*** Block opens ***

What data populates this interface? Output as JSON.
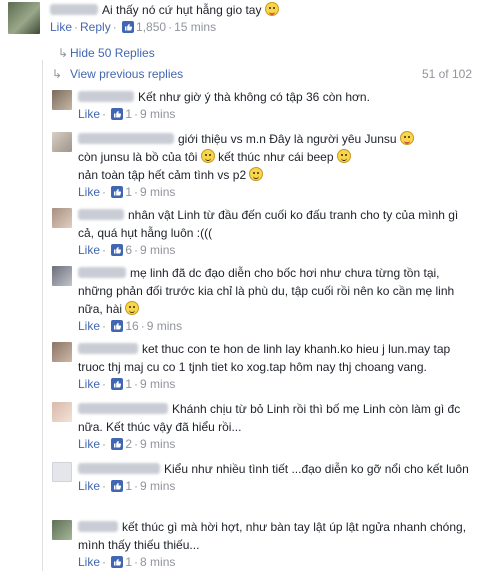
{
  "top_comment": {
    "text": "Ai thấy nó cứ hụt hẫng gio tay",
    "like_label": "Like",
    "reply_label": "Reply",
    "like_count": "1,850",
    "time": "15 mins"
  },
  "thread": {
    "hide_label": "Hide 50 Replies",
    "view_previous_label": "View previous replies",
    "count_label": "51 of 102"
  },
  "replies": [
    {
      "text": "Kết như giờ ý thà không có tập 36 còn hơn.",
      "likes": "1",
      "time": "9 mins"
    },
    {
      "text_parts": [
        "giới thiệu vs m.n Đây là người yêu Junsu ",
        " còn junsu là bồ của tôi ",
        " kết thúc như cái beep ",
        " nản toàn tập hết cảm tình vs p2 "
      ],
      "likes": "1",
      "time": "9 mins"
    },
    {
      "text": "nhân vật Linh từ đầu đến cuối ko đấu tranh cho ty của mình gì cả, quá hụt hẫng luôn :(((",
      "likes": "6",
      "time": "9 mins"
    },
    {
      "text": "mẹ linh đã dc đạo diễn cho bốc hơi như chưa từng tồn tại, những phản đối trước kia chỉ là phù du, tập cuối rồi nên ko cần mẹ linh nữa, hài ",
      "likes": "16",
      "time": "9 mins"
    },
    {
      "text": "ket thuc con te hon de linh lay khanh.ko hieu j lun.may tap truoc thj maj cu co 1 tjnh tiet ko xog.tap hôm nay thj choang vang.",
      "likes": "1",
      "time": "9 mins"
    },
    {
      "text": "Khánh chịu từ bỏ Linh rồi thì bố mẹ Linh còn làm gì đc nữa. Kết thúc vậy đã hiểu rồi...",
      "likes": "2",
      "time": "9 mins"
    },
    {
      "text": "Kiểu như nhiều tình tiết ...đạo diễn ko gỡ nổi cho kết luôn",
      "likes": "1",
      "time": "9 mins"
    },
    {
      "text": "kết thúc gì mà hời hợt, như bàn tay lật úp lật ngửa nhanh chóng, mình thấy thiếu thiếu...",
      "likes": "1",
      "time": "8 mins"
    }
  ],
  "labels": {
    "like": "Like"
  },
  "colors": {
    "link": "#4267b2",
    "meta": "#90949c",
    "border": "#dddfe2"
  },
  "icons": {
    "like": "thumbs-up-icon",
    "emoji_smile": "smile-emoji-icon",
    "emoji_tongue": "tongue-emoji-icon",
    "arrow": "reply-arrow-icon"
  }
}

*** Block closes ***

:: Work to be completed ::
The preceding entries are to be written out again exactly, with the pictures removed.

:: Written answer ::
What data populates this interface? Output as JSON.
{
  "top_comment": {
    "text": "Ai thấy nó cứ hụt hẫng gio tay",
    "like_label": "Like",
    "reply_label": "Reply",
    "like_count": "1,850",
    "time": "15 mins"
  },
  "thread": {
    "hide_label": "Hide 50 Replies",
    "view_previous_label": "View previous replies",
    "count_label": "51 of 102"
  },
  "replies": [
    {
      "text": "Kết như giờ ý thà không có tập 36 còn hơn.",
      "likes": "1",
      "time": "9 mins"
    },
    {
      "text_parts": [
        "giới thiệu vs m.n Đây là người yêu Junsu ",
        " còn junsu là bồ của tôi ",
        " kết thúc như cái beep ",
        " nản toàn tập hết cảm tình vs p2 "
      ],
      "likes": "1",
      "time": "9 mins"
    },
    {
      "text": "nhân vật Linh từ đầu đến cuối ko đấu tranh cho ty của mình gì cả, quá hụt hẫng luôn :(((",
      "likes": "6",
      "time": "9 mins"
    },
    {
      "text": "mẹ linh đã dc đạo diễn cho bốc hơi như chưa từng tồn tại, những phản đối trước kia chỉ là phù du, tập cuối rồi nên ko cần mẹ linh nữa, hài ",
      "likes": "16",
      "time": "9 mins"
    },
    {
      "text": "ket thuc con te hon de linh lay khanh.ko hieu j lun.may tap truoc thj maj cu co 1 tjnh tiet ko xog.tap hôm nay thj choang vang.",
      "likes": "1",
      "time": "9 mins"
    },
    {
      "text": "Khánh chịu từ bỏ Linh rồi thì bố mẹ Linh còn làm gì đc nữa. Kết thúc vậy đã hiểu rồi...",
      "likes": "2",
      "time": "9 mins"
    },
    {
      "text": "Kiểu như nhiều tình tiết ...đạo diễn ko gỡ nổi cho kết luôn",
      "likes": "1",
      "time": "9 mins"
    },
    {
      "text": "kết thúc gì mà hời hợt, như bàn tay lật úp lật ngửa nhanh chóng, mình thấy thiếu thiếu...",
      "likes": "1",
      "time": "8 mins"
    }
  ],
  "labels": {
    "like": "Like"
  },
  "colors": {
    "link": "#4267b2",
    "meta": "#90949c",
    "border": "#dddfe2"
  },
  "icons": {
    "like": "thumbs-up-icon",
    "emoji_smile": "smile-emoji-icon",
    "emoji_tongue": "tongue-emoji-icon",
    "arrow": "reply-arrow-icon"
  }
}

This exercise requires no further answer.